  8. I didn’t say 80 percent are males; I said GLIFWC says 80 percent are males. Just because I quote someone doesn’t mean I “take their word as gospel.” I don’t think their claim should be dismissed out of hand, since I too have witnessed gillnetting and also the surveys that are done at the landings, but I also don’t take it as gospel, just like I don’t take everything our DNR says as gospel, or everything the angling community says as gospel. I’m skeptical about everything and everyone. I’m a journalist.The point I was making is that “we” claim we’re protecting the lake with our slot limits, and “they” claim they’re protecting the lake with their quotas and methods. Which do I believe? I believe both sides are doing what they think is right and legal, and both have had some success, as evidenced by the number of fish caught last year and in other recent years. Both sides will also have to take some of the blame for the low numbers this year, if they turn out to be accurate.Why in 2008 aren’t we all treated equally? Because of this pesky treaty our government signed. Sorry, but our government has not yet decided it’s a good idea to flush yet another treaty down the toilet. Things won’t change until our government decides to break those treaties (or the president signs an executive order, or the Supreme Court revisits the case), and that won’t necessarily be a day we can all be proud of. So we might as well live with it.Second, as I keep saying, starting to treat everybody equally now benefits one group and one group only: the white majority. Why? Because white men still control most of the wealth and power in this country (have a look at the US Senate and the boards of the major corporations). Here’s another analogy: Big White gets a 10 length head start in the Kentucky Derby. Halfway through the race, when Big White has a 10-length lead, Big White’s owners say, “Okay, let’s all play by the same rules. Starting now.” To quote my column from a few weeks ago: Easy for us to say.Some apparently think this reflects some kind of “bias” toward the Indians. To me, it’s simply sensitivity to cultural and historical and legal issues that is severely lacking.I’m biased in favor of facts and the law and biased against turning a blind eye to historical, economic, cultural and legal realities.Many of us are still living under the assumption that everything we do is right and normal and good for the lake, while everything “they” do is wrong and abnormal and bad for the lake. Why are catch rates so high on Mille Lacs in recent years? Is it because there are more fish or less bait fish, or might it have something to do with the fact that the average Mille Lacs angler drives around spotting fish on a fish locator using a GPS and a walleye whiffer using secrets he learned on fishing shows that were once known only to a select few?I don’t know the answer, but I do know that unbiased journalism means you have to question everything, not just what’s convenient or puts us in a good light.Nobody talks about the negatives of angling, but everyone is convinced that gillnetting is killing the lake. Why don’t we talk about it? Maybe because there’s a multi-million dollar industry out there trying to sell us all manner of gadgets and gizmos that will make us better fishermen. Maybe our DNR is afraid of pissing off the fishing industry so they turn a blind eye to the effects of it, focusing on other explanations for population ups and downs.Since global warming is a hoax, maybe gillnetting is what killed the tullibees. Too bad we can’t blame the Indians for that.

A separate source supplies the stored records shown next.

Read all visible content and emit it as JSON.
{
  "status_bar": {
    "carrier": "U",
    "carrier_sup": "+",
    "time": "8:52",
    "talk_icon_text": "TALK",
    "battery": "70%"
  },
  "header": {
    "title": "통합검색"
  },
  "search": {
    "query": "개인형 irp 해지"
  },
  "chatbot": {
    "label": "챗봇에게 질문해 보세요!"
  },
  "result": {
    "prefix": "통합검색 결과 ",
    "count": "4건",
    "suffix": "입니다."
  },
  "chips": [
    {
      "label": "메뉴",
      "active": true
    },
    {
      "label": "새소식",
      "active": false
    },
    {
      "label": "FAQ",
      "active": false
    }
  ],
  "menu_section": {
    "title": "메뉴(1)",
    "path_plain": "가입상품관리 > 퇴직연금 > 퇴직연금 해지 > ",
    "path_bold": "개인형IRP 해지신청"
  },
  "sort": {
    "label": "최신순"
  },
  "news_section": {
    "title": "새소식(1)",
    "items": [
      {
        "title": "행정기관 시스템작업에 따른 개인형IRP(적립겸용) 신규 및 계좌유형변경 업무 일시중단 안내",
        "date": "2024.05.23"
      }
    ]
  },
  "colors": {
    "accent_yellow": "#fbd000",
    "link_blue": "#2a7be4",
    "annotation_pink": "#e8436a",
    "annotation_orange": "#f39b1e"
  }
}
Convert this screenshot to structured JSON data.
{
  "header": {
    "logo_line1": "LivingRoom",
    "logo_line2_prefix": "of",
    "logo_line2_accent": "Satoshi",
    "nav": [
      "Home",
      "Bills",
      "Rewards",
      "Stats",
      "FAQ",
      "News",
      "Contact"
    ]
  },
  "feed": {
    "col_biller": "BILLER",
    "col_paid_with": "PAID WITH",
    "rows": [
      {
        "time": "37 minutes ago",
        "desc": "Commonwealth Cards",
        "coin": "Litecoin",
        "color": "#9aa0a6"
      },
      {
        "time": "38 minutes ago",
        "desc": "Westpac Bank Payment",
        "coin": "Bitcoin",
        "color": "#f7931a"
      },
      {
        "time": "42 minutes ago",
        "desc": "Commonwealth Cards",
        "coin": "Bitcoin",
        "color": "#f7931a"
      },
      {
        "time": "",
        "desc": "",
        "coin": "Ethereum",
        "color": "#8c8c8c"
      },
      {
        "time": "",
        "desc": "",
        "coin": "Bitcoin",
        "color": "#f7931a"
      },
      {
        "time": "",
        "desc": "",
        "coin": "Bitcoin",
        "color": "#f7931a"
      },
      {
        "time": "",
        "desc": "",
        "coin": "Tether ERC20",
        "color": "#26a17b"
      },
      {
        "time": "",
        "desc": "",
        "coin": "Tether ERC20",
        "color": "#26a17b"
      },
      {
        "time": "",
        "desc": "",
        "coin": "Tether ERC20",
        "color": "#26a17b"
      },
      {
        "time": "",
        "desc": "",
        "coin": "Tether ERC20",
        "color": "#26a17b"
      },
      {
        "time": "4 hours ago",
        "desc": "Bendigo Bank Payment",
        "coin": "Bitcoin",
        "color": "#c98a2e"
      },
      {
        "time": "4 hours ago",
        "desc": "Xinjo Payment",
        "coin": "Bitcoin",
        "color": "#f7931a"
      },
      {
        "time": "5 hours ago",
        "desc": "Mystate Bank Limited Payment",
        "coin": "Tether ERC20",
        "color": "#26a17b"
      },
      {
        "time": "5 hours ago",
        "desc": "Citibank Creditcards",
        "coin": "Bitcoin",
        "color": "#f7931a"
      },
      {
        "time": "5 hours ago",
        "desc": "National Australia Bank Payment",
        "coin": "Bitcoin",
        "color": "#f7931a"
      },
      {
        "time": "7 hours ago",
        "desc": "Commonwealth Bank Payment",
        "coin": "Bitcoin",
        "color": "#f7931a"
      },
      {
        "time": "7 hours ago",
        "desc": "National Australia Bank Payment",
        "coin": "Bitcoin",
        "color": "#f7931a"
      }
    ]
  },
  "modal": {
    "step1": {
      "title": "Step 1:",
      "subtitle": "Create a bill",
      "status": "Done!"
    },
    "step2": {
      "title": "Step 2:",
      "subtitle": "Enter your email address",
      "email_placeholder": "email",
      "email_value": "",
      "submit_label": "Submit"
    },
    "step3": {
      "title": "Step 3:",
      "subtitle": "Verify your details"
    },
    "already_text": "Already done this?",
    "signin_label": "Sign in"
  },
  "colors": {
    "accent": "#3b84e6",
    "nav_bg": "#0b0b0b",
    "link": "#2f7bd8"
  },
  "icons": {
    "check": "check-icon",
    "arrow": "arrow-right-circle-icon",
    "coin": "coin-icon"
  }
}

Leave a Reply

Fill in your details below or click an icon to log in:

WordPress.com Logo

You are commenting using your WordPress.com account. Log Out / Change )

Twitter picture

You are commenting using your Twitter account. Log Out / Change )

Facebook photo

You are commenting using your Facebook account. Log Out / Change )

Google+ photo

You are commenting using your Google+ account. Log Out / Change )

Connecting to %s